A report by state transportation officials released last week tacitly admitted drivers are being shortchanged when the light at an intersection turns yellow. The National Cooperative Highway Research Program (NCHRP) released its guidelines on how municipalities can best time their signals for safety. The net result is that most intersections would see yellows extended by roughly half-a-second if the recommendations were adopted.
Signal timing has become a highly political issue due to lobbying by the National Motorists Association and the 2001 release of a report on the issue by the US House Majority Leader (view report). Various changes to the signal timing formula and other techniques have been used so that yellows are roughly one second shorter in the current Institute of Transportation Engineers (ITE) formula compared to what the prior formula used in 1976 generated. The states of Ohio and Georgia responded in the past three years by enacting laws mandating an extra second of yellow, resulting in a documented reduction in red light running. The NCHRP report admits the benefit of longer yellows.
“Increasing the yellow change interval to the duration calculated by current ITE guidelines has been shown to reduce red-light running occurrences between 36 and 50 percent,” the report explained.
As the report detailed, there is no one standard system for determining yellow timing. Some states, such as Virginia, mandate the ITE methodology for intersections that have red light cameras. Other states spell out minimum standards in their regulations as codified in their state Manual on Uniform Traffic Control Devices (MUTCD). California, for example, says a 30 MPH intersection must have a yellow of no less than 3.2 seconds. A specific provision of California’s red light camera law reminds traffic engineers that they may implement longer yellows, but not shorter yellows. Other states use a rule-of-thumb where the yellow duration is determined by dividing the speed limit by 10, so that a 30 MPH intersection has a 3.0 second yellow. The appendix of the new NCHRP report suggests the same 30 MPH intersection should have a 3.7 second minimum yellow time. For a 40 MPH intersection, California’s minimum is 3.9 seconds, the rule-of-thumb is 4.0 seconds while NCHRP suggests it should be no less than 4.5 seconds.
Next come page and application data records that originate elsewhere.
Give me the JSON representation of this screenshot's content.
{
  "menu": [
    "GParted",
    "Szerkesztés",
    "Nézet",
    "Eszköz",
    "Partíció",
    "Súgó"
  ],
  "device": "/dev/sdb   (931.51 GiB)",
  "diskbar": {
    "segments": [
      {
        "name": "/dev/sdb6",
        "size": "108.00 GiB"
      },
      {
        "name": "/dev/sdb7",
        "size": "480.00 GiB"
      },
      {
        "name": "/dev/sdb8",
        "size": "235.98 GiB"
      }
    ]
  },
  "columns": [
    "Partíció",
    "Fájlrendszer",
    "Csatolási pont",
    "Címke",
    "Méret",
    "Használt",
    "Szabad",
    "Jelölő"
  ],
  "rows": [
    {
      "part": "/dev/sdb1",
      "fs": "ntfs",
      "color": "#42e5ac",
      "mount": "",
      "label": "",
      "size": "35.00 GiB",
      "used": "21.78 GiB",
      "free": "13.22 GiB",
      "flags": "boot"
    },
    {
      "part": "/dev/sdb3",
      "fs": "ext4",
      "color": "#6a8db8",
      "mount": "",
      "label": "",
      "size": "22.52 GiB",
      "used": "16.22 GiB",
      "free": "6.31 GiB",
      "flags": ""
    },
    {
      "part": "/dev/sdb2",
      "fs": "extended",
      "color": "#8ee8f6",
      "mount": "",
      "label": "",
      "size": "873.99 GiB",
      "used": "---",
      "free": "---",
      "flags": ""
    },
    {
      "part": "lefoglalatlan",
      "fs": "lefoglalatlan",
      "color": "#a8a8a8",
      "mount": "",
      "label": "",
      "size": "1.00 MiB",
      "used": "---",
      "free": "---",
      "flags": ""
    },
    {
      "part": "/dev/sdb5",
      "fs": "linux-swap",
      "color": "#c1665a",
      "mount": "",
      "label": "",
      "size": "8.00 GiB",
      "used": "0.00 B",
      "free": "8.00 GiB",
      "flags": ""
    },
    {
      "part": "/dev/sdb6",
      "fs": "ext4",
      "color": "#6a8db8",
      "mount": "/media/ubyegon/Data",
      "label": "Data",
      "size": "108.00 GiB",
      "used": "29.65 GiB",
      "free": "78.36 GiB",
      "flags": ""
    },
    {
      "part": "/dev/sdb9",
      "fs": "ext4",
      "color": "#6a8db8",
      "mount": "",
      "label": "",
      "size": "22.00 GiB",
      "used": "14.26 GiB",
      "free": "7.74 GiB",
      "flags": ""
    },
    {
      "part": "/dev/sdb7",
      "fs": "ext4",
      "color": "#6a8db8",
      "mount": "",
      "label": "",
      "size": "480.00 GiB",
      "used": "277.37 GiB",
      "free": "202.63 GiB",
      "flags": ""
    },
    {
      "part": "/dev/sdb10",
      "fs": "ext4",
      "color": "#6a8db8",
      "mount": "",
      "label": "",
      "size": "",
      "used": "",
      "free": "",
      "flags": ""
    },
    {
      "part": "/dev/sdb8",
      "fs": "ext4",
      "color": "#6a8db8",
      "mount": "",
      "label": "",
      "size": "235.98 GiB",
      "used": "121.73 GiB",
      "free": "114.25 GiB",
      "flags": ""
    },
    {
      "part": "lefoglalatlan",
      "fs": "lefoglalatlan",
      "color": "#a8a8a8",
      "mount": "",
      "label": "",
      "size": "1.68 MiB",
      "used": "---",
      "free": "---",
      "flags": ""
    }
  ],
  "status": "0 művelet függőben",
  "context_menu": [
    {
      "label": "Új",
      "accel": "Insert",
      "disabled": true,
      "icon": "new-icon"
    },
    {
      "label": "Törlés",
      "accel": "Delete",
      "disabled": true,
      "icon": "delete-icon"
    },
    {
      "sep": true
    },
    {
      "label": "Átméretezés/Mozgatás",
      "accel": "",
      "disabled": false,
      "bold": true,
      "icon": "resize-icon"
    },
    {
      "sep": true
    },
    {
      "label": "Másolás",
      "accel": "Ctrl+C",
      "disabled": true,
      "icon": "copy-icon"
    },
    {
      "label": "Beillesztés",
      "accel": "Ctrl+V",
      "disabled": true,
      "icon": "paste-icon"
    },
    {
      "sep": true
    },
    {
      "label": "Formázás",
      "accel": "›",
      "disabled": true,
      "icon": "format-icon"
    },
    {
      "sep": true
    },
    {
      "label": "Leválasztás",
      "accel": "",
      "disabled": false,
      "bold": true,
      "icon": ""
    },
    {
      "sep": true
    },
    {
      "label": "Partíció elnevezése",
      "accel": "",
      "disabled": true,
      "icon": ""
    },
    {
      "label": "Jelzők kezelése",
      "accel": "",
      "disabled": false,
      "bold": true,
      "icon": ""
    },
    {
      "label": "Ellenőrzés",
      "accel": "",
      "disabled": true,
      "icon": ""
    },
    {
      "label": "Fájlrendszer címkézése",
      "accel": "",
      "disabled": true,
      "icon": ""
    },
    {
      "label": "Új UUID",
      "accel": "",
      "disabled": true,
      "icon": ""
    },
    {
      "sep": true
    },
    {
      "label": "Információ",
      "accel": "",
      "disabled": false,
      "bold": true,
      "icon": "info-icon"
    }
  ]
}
NCHRP has not modified the current ITE formula to arrive at these figures. Instead, the researchers concede municipalities do not measure the actual speed of traffic when deciding how much time motorists need to stop safely when approaching an intersection. Instead, local engineers commonly plug the posted speed limit into an equation that needs the “85th percentile” speed to work properly. The 85th percentile is a measure of how fast at least 85 percent of traffic is flowing. The researchers also concede that traffic engineers tend to deliberately post speed limits far below the actual speed of traffic. This results in yellow times that are too short, as the researchers documented by studying actual intersections.
“For 3,632 vehicles sampled, the mean approach speed typically exceeded the speed limit at locations with a posted speed limit of 35 mph and below,” the report determined. “However, at nearly all locations, the 85th percentile approach speed was found to exceed the posted speed limit… Therefore, speed limit in itself does not provide an accurate estimate of 85th percentile speed.”
To remedy this, NCHRP recommends calculating yellow times at by adding 7 MPH to the posted speed limit to more closely approximate the actual speed of traffic. The NCHRP research was conducted by the Transportation Research Board of the National Academies and sponsored by the American Association of State Highway and Transportation Officials in cooperation with the Federal Highway Administration.
An excerpt from Appendix A of the report appears in a 650k PDF file at the source link below.
Excerpt: Guidelines for Timing Yellow and All-Red Intervals (National Cooperative Highway Research Program, 10/28/2012)